#### [Work required]
What follows is a set of records. Repeat every one of them exactly.

(Records drawn from a dataset)
————

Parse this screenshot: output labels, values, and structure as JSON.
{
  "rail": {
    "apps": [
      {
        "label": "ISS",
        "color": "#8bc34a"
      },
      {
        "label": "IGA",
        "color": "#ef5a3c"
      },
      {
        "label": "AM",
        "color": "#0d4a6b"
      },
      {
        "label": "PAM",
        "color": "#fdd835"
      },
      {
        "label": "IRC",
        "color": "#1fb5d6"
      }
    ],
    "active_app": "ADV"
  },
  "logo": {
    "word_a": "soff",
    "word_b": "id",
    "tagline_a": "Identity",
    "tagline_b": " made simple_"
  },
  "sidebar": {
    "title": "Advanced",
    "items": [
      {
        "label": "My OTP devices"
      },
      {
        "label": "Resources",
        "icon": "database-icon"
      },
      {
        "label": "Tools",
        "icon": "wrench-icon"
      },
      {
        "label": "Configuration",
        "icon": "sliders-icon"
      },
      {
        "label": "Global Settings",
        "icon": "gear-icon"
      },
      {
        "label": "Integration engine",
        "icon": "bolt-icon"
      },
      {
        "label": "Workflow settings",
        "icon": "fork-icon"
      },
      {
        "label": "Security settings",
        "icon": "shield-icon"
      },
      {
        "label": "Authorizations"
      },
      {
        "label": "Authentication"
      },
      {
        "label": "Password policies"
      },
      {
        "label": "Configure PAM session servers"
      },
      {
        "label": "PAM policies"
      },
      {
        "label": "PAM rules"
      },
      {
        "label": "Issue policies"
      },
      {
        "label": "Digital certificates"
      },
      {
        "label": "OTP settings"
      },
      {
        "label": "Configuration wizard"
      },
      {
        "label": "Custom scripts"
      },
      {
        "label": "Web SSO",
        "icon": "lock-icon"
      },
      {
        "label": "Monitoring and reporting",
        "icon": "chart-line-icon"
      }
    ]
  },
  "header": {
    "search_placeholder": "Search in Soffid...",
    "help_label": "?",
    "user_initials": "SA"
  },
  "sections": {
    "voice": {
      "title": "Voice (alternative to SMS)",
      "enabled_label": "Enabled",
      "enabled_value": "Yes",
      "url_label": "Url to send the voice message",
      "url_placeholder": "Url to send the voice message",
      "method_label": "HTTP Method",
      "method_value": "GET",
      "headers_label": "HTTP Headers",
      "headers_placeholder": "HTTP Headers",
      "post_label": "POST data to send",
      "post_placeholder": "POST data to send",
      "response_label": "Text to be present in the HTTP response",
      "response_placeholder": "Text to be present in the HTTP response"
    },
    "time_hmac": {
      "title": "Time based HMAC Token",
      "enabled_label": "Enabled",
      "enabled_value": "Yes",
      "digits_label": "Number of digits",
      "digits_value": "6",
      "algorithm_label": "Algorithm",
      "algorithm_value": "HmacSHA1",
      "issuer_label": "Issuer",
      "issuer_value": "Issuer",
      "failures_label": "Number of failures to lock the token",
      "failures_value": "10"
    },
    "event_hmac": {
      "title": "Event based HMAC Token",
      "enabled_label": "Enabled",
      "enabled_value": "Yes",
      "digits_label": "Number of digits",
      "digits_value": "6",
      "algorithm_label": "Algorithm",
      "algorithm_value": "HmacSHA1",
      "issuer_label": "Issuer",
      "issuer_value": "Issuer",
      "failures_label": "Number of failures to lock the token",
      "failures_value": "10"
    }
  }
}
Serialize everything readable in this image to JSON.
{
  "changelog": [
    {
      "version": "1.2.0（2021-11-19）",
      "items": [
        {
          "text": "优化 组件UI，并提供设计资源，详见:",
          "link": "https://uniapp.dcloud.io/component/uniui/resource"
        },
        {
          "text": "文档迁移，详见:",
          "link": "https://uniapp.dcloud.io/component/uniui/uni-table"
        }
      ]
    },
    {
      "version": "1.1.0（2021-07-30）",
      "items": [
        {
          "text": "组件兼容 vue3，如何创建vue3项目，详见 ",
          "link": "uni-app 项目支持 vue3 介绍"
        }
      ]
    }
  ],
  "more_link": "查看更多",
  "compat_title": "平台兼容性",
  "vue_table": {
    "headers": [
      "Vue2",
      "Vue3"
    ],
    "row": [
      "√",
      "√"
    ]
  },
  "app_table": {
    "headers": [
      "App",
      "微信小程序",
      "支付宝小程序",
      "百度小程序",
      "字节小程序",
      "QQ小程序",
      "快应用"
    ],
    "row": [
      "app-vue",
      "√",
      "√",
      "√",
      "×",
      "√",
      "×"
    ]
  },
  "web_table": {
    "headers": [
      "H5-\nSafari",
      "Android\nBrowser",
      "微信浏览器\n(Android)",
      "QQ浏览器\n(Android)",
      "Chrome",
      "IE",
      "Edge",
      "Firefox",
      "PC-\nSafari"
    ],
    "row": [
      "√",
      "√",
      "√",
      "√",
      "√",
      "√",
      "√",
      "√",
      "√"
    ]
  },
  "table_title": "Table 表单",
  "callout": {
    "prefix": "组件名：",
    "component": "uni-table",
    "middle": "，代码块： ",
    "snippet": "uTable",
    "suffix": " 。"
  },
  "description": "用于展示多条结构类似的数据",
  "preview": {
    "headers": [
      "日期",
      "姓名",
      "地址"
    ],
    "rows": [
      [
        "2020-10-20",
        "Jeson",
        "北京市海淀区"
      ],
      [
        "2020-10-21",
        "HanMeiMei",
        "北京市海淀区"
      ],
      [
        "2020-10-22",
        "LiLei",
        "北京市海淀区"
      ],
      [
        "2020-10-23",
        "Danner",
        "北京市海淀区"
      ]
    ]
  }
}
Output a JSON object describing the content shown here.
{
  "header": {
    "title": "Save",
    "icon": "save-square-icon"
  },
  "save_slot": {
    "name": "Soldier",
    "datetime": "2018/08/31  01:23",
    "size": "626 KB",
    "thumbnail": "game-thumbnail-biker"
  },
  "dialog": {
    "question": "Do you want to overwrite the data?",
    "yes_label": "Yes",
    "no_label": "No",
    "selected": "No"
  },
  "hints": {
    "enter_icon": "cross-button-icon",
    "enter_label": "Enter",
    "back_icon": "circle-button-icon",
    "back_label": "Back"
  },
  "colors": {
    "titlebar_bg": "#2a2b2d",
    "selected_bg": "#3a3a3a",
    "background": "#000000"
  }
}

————

#### [Completed task]
Parse this screenshot: output labels, values, and structure as JSON.
{
  "rail": {
    "apps": [
      {
        "label": "ISS",
        "color": "#8bc34a"
      },
      {
        "label": "IGA",
        "color": "#ef5a3c"
      },
      {
        "label": "AM",
        "color": "#0d4a6b"
      },
      {
        "label": "PAM",
        "color": "#fdd835"
      },
      {
        "label": "IRC",
        "color": "#1fb5d6"
      }
    ],
    "active_app": "ADV"
  },
  "logo": {
    "word_a": "soff",
    "word_b": "id",
    "tagline_a": "Identity",
    "tagline_b": " made simple_"
  },
  "sidebar": {
    "title": "Advanced",
    "items": [
      {
        "label": "My OTP devices"
      },
      {
        "label": "Resources",
        "icon": "database-icon"
      },
      {
        "label": "Tools",
        "icon": "wrench-icon"
      },
      {
        "label": "Configuration",
        "icon": "sliders-icon"
      },
      {
        "label": "Global Settings",
        "icon": "gear-icon"
      },
      {
        "label": "Integration engine",
        "icon": "bolt-icon"
      },
      {
        "label": "Workflow settings",
        "icon": "fork-icon"
      },
      {
        "label": "Security settings",
        "icon": "shield-icon"
      },
      {
        "label": "Authorizations"
      },
      {
        "label": "Authentication"
      },
      {
        "label": "Password policies"
      },
      {
        "label": "Configure PAM session servers"
      },
      {
        "label": "PAM policies"
      },
      {
        "label": "PAM rules"
      },
      {
        "label": "Issue policies"
      },
      {
        "label": "Digital certificates"
      },
      {
        "label": "OTP settings"
      },
      {
        "label": "Configuration wizard"
      },
      {
        "label": "Custom scripts"
      },
      {
        "label": "Web SSO",
        "icon": "lock-icon"
      },
      {
        "label": "Monitoring and reporting",
        "icon": "chart-line-icon"
      }
    ]
  },
  "header": {
    "search_placeholder": "Search in Soffid...",
    "help_label": "?",
    "user_initials": "SA"
  },
  "sections": {
    "voice": {
      "title": "Voice (alternative to SMS)",
      "enabled_label": "Enabled",
      "enabled_value": "Yes",
      "url_label": "Url to send the voice message",
      "url_placeholder": "Url to send the voice message",
      "method_label": "HTTP Method",
      "method_value": "GET",
      "headers_label": "HTTP Headers",
      "headers_placeholder": "HTTP Headers",
      "post_label": "POST data to send",
      "post_placeholder": "POST data to send",
      "response_label": "Text to be present in the HTTP response",
      "response_placeholder": "Text to be present in the HTTP response"
    },
    "time_hmac": {
      "title": "Time based HMAC Token",
      "enabled_label": "Enabled",
      "enabled_value": "Yes",
      "digits_label": "Number of digits",
      "digits_value": "6",
      "algorithm_label": "Algorithm",
      "algorithm_value": "HmacSHA1",
      "issuer_label": "Issuer",
      "issuer_value": "Issuer",
      "failures_label": "Number of failures to lock the token",
      "failures_value": "10"
    },
    "event_hmac": {
      "title": "Event based HMAC Token",
      "enabled_label": "Enabled",
      "enabled_value": "Yes",
      "digits_label": "Number of digits",
      "digits_value": "6",
      "algorithm_label": "Algorithm",
      "algorithm_value": "HmacSHA1",
      "issuer_label": "Issuer",
      "issuer_value": "Issuer",
      "failures_label": "Number of failures to lock the token",
      "failures_value": "10"
    }
  }
}
Serialize everything readable in this image to JSON.
{
  "changelog": [
    {
      "version": "1.2.0（2021-11-19）",
      "items": [
        {
          "text": "优化 组件UI，并提供设计资源，详见:",
          "link": "https://uniapp.dcloud.io/component/uniui/resource"
        },
        {
          "text": "文档迁移，详见:",
          "link": "https://uniapp.dcloud.io/component/uniui/uni-table"
        }
      ]
    },
    {
      "version": "1.1.0（2021-07-30）",
      "items": [
        {
          "text": "组件兼容 vue3，如何创建vue3项目，详见 ",
          "link": "uni-app 项目支持 vue3 介绍"
        }
      ]
    }
  ],
  "more_link": "查看更多",
  "compat_title": "平台兼容性",
  "vue_table": {
    "headers": [
      "Vue2",
      "Vue3"
    ],
    "row": [
      "√",
      "√"
    ]
  },
  "app_table": {
    "headers": [
      "App",
      "微信小程序",
      "支付宝小程序",
      "百度小程序",
      "字节小程序",
      "QQ小程序",
      "快应用"
    ],
    "row": [
      "app-vue",
      "√",
      "√",
      "√",
      "×",
      "√",
      "×"
    ]
  },
  "web_table": {
    "headers": [
      "H5-\nSafari",
      "Android\nBrowser",
      "微信浏览器\n(Android)",
      "QQ浏览器\n(Android)",
      "Chrome",
      "IE",
      "Edge",
      "Firefox",
      "PC-\nSafari"
    ],
    "row": [
      "√",
      "√",
      "√",
      "√",
      "√",
      "√",
      "√",
      "√",
      "√"
    ]
  },
  "table_title": "Table 表单",
  "callout": {
    "prefix": "组件名：",
    "component": "uni-table",
    "middle": "，代码块： ",
    "snippet": "uTable",
    "suffix": " 。"
  },
  "description": "用于展示多条结构类似的数据",
  "preview": {
    "headers": [
      "日期",
      "姓名",
      "地址"
    ],
    "rows": [
      [
        "2020-10-20",
        "Jeson",
        "北京市海淀区"
      ],
      [
        "2020-10-21",
        "HanMeiMei",
        "北京市海淀区"
      ],
      [
        "2020-10-22",
        "LiLei",
        "北京市海淀区"
      ],
      [
        "2020-10-23",
        "Danner",
        "北京市海淀区"
      ]
    ]
  }
}
Output a JSON object describing the content shown here.
{
  "header": {
    "title": "Save",
    "icon": "save-square-icon"
  },
  "save_slot": {
    "name": "Soldier",
    "datetime": "2018/08/31  01:23",
    "size": "626 KB",
    "thumbnail": "game-thumbnail-biker"
  },
  "dialog": {
    "question": "Do you want to overwrite the data?",
    "yes_label": "Yes",
    "no_label": "No",
    "selected": "No"
  },
  "hints": {
    "enter_icon": "cross-button-icon",
    "enter_label": "Enter",
    "back_icon": "circle-button-icon",
    "back_label": "Back"
  },
  "colors": {
    "titlebar_bg": "#2a2b2d",
    "selected_bg": "#3a3a3a",
    "background": "#000000"
  }
}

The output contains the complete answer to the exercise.